There was significant media interest as a result of the government coordinated NRT media release in November 2000 and the Quitline service was flooded with calls following the launch. Since this time calls have levelled to 9000 per month. Currently, around 41 000 smokers a year register with the Quitline to give up smoking and are issued with vouchers for NRT (from a national smoker population of 740 000). This is a large increase on the number of smokers accessing the Quitline only service before the introduction of the NRT voucher scheme.

Redemption analysis shows that 73% of vouchers issued through the Quitline are redeemed, considerably higher than that experienced by Miller et al1 (39%).4 Additional New Zealand research found that delivery of the voucher programme through the Quitline is enhancing access to NRT.5 A survey of Quitline callers who were positively assessed for NRT found that the process of receiving vouchers and redeeming these for nicotine patches and gum ran smoothly for respondents. Once respondents had the NRT, they were quick to start using it (80% started using their first four week supply within three days of receiving it) and they appeared to have a good understanding about how to use the patches and gum appropriately. Overall, there was little wastage of the nicotine patches and gum. Of those who redeemed their first voucher most (70%) reported using the whole four week course.

The enhancement of the New Zealand Quitline service through the provision of subsidised NRT has been viewed positively by smokers using the service and has greatly increased the number of people accessing the Quitline.

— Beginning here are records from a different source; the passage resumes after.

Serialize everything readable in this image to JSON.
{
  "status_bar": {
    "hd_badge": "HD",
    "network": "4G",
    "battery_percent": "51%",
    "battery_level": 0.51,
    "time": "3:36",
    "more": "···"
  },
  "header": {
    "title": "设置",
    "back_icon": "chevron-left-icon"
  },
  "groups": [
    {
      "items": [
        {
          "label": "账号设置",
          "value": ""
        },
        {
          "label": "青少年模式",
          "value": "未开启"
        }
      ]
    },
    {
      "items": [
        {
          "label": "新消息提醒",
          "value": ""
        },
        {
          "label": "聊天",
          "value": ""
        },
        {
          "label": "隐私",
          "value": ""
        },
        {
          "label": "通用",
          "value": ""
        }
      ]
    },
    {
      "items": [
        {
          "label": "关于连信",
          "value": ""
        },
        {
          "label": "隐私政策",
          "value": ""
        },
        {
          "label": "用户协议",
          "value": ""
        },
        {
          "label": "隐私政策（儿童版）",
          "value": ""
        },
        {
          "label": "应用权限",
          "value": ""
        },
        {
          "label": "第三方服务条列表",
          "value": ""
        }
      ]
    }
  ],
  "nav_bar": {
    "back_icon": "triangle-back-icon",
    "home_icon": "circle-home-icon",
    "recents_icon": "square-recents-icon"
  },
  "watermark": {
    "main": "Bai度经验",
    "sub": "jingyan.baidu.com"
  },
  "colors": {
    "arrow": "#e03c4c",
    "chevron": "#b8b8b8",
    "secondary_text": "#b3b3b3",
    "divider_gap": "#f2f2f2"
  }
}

Research results indicate that considerable subsidisation of NRT (92% in New Zealand’s case) as part of an enhanced Quitline counselling service indeed provides an incentive to smokers who want to quit.